"""
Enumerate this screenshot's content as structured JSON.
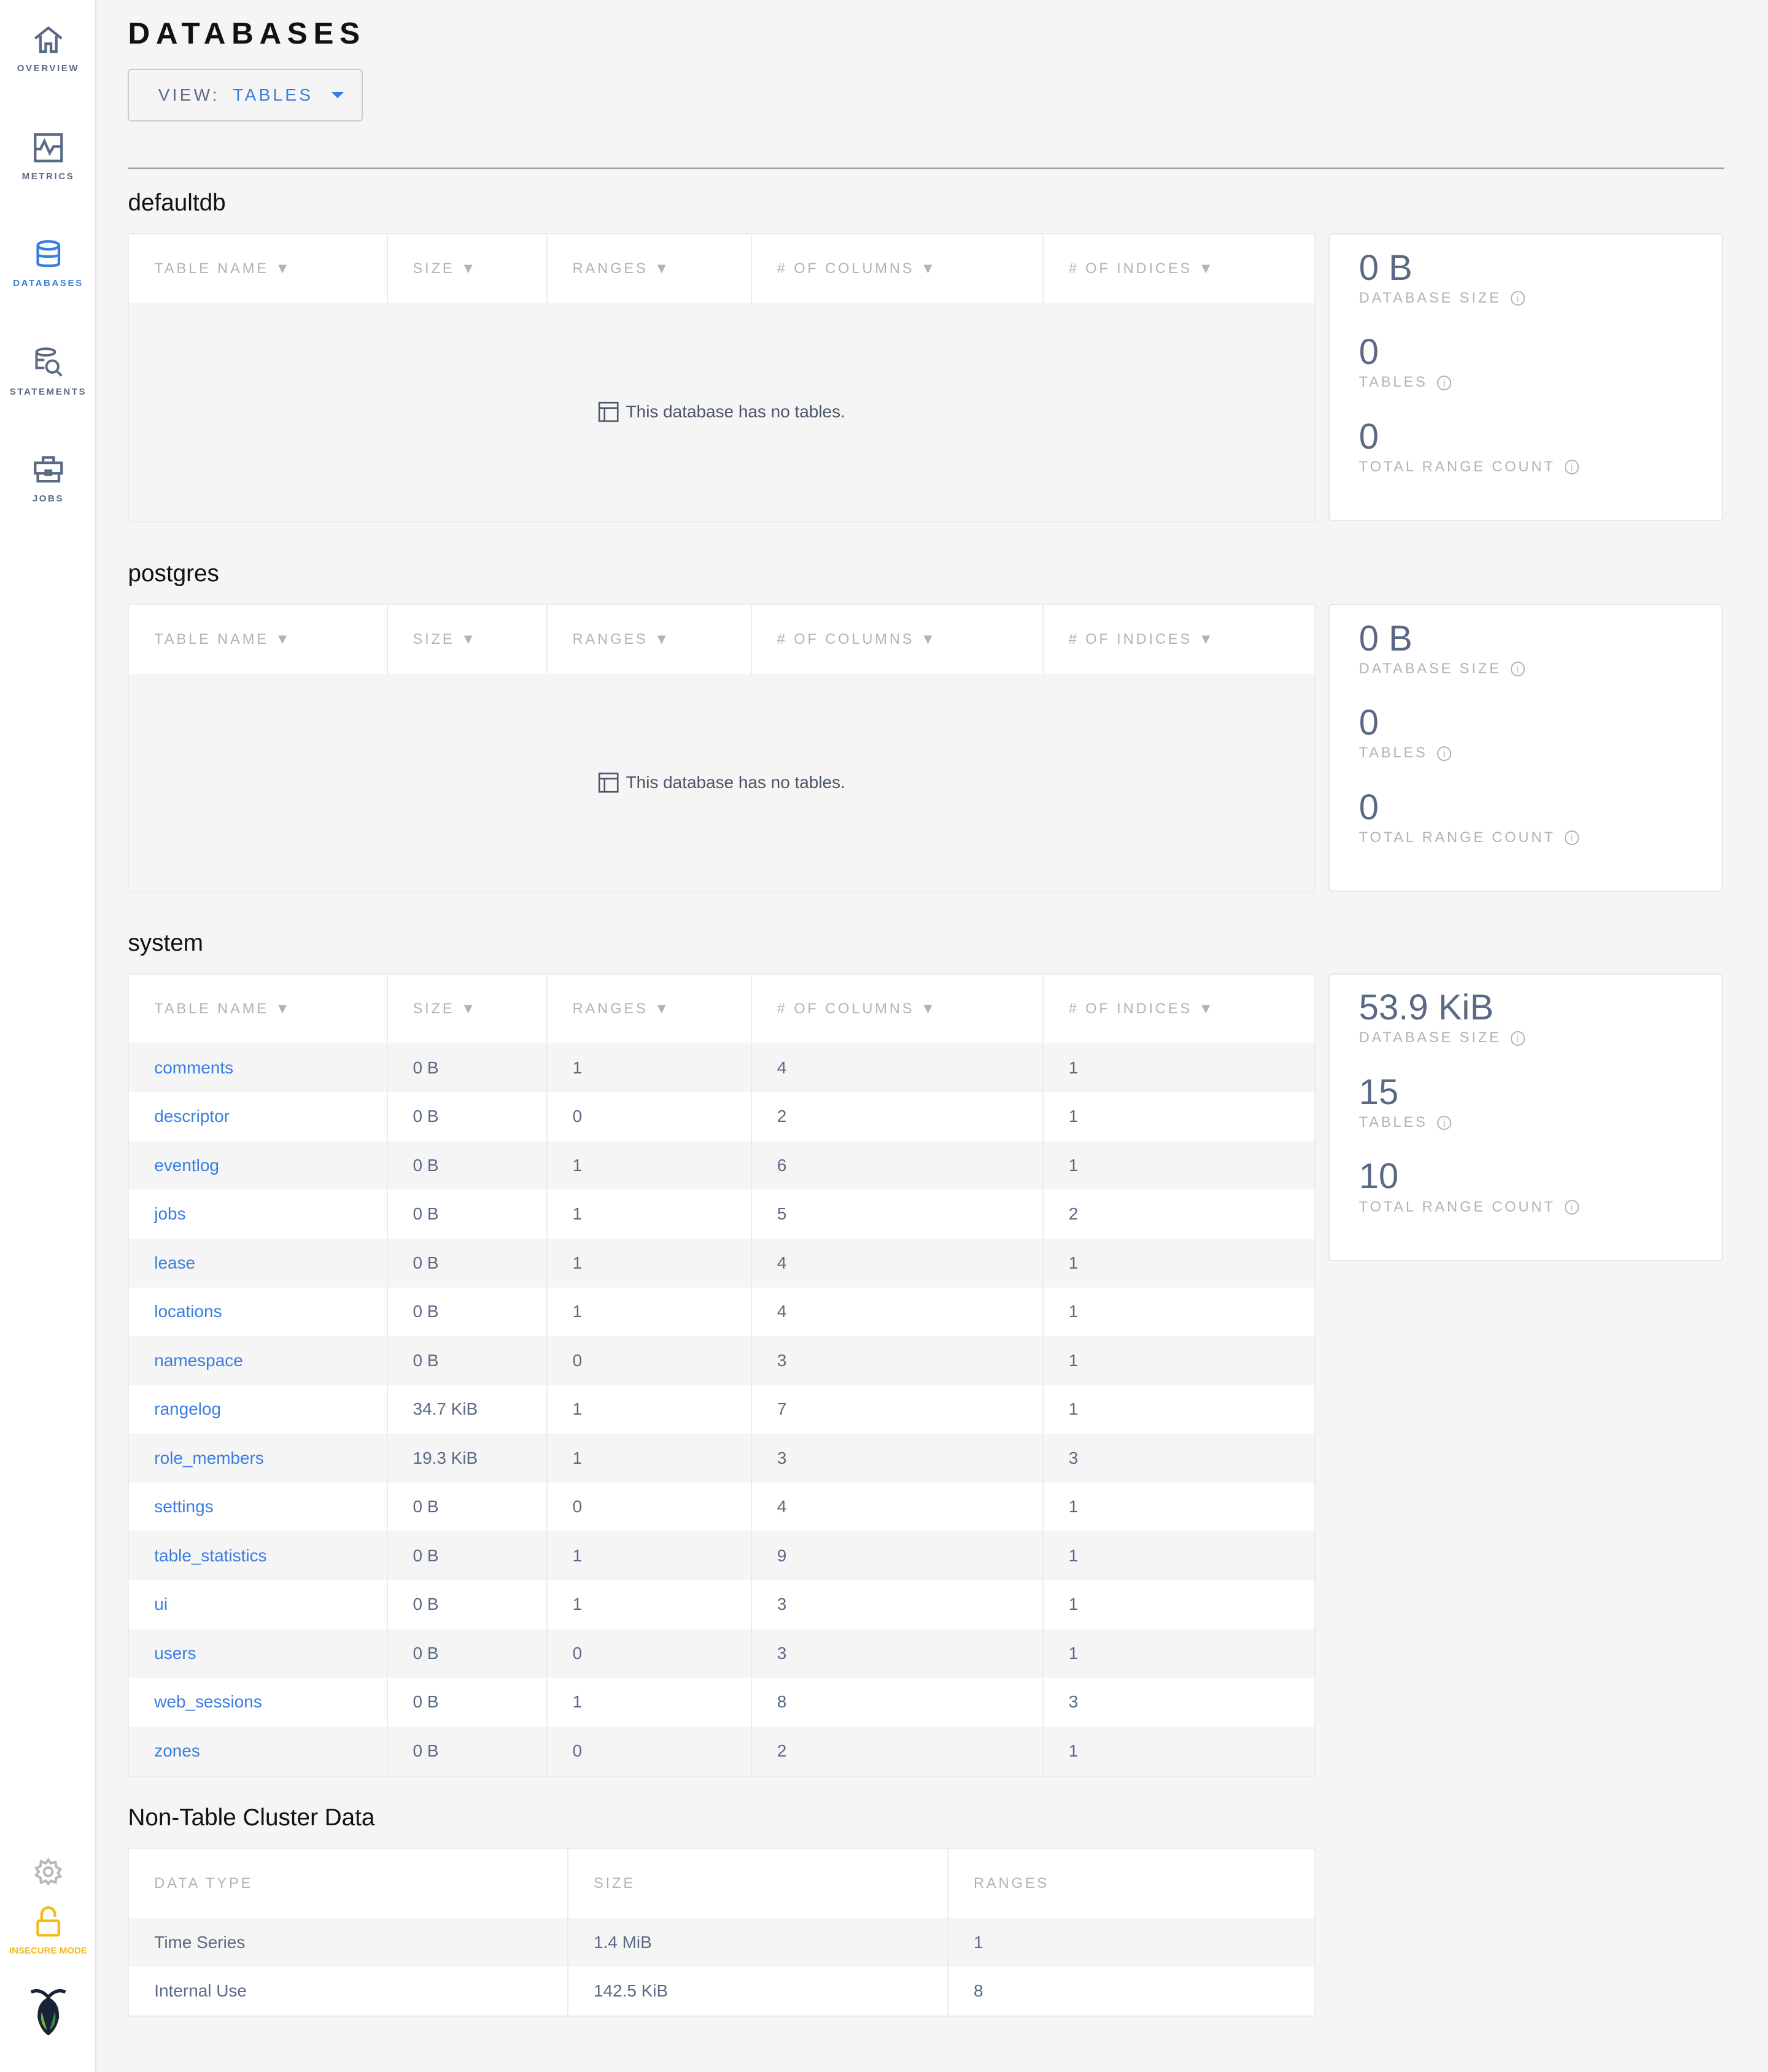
{
  "sidebar": {
    "items": [
      {
        "label": "OVERVIEW",
        "icon": "home-icon",
        "active": false
      },
      {
        "label": "METRICS",
        "icon": "metrics-icon",
        "active": false
      },
      {
        "label": "DATABASES",
        "icon": "database-icon",
        "active": true
      },
      {
        "label": "STATEMENTS",
        "icon": "statements-icon",
        "active": false
      },
      {
        "label": "JOBS",
        "icon": "briefcase-icon",
        "active": false
      }
    ],
    "settings_icon": "gear-icon",
    "insecure_label": "INSECURE MODE",
    "logo": "cockroach-logo"
  },
  "colors": {
    "accent": "#3a7de1",
    "text": "#5a6a85",
    "warning": "#f4ba1b",
    "background": "#f5f5f5"
  },
  "header": {
    "title": "DATABASES",
    "view_label": "VIEW:",
    "view_value": "TABLES"
  },
  "columns": [
    "TABLE NAME ▼",
    "SIZE ▼",
    "RANGES ▼",
    "# OF COLUMNS ▼",
    "# OF INDICES ▼"
  ],
  "empty_message": "This database has no tables.",
  "stat_labels": {
    "size": "DATABASE SIZE",
    "tables": "TABLES",
    "ranges": "TOTAL RANGE COUNT"
  },
  "databases": [
    {
      "name": "defaultdb",
      "size": "0 B",
      "tables": "0",
      "ranges": "0",
      "rows": []
    },
    {
      "name": "postgres",
      "size": "0 B",
      "tables": "0",
      "ranges": "0",
      "rows": []
    },
    {
      "name": "system",
      "size": "53.9 KiB",
      "tables": "15",
      "ranges": "10",
      "rows": [
        [
          "comments",
          "0 B",
          "1",
          "4",
          "1"
        ],
        [
          "descriptor",
          "0 B",
          "0",
          "2",
          "1"
        ],
        [
          "eventlog",
          "0 B",
          "1",
          "6",
          "1"
        ],
        [
          "jobs",
          "0 B",
          "1",
          "5",
          "2"
        ],
        [
          "lease",
          "0 B",
          "1",
          "4",
          "1"
        ],
        [
          "locations",
          "0 B",
          "1",
          "4",
          "1"
        ],
        [
          "namespace",
          "0 B",
          "0",
          "3",
          "1"
        ],
        [
          "rangelog",
          "34.7 KiB",
          "1",
          "7",
          "1"
        ],
        [
          "role_members",
          "19.3 KiB",
          "1",
          "3",
          "3"
        ],
        [
          "settings",
          "0 B",
          "0",
          "4",
          "1"
        ],
        [
          "table_statistics",
          "0 B",
          "1",
          "9",
          "1"
        ],
        [
          "ui",
          "0 B",
          "1",
          "3",
          "1"
        ],
        [
          "users",
          "0 B",
          "0",
          "3",
          "1"
        ],
        [
          "web_sessions",
          "0 B",
          "1",
          "8",
          "3"
        ],
        [
          "zones",
          "0 B",
          "0",
          "2",
          "1"
        ]
      ]
    }
  ],
  "non_table": {
    "title": "Non-Table Cluster Data",
    "columns": [
      "DATA TYPE",
      "SIZE",
      "RANGES"
    ],
    "rows": [
      [
        "Time Series",
        "1.4 MiB",
        "1"
      ],
      [
        "Internal Use",
        "142.5 KiB",
        "8"
      ]
    ]
  }
}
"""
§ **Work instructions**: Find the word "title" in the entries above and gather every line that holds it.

§ **Expected output**:
    "title": "DATABASES",
    "title": "Non-Table Cluster Data",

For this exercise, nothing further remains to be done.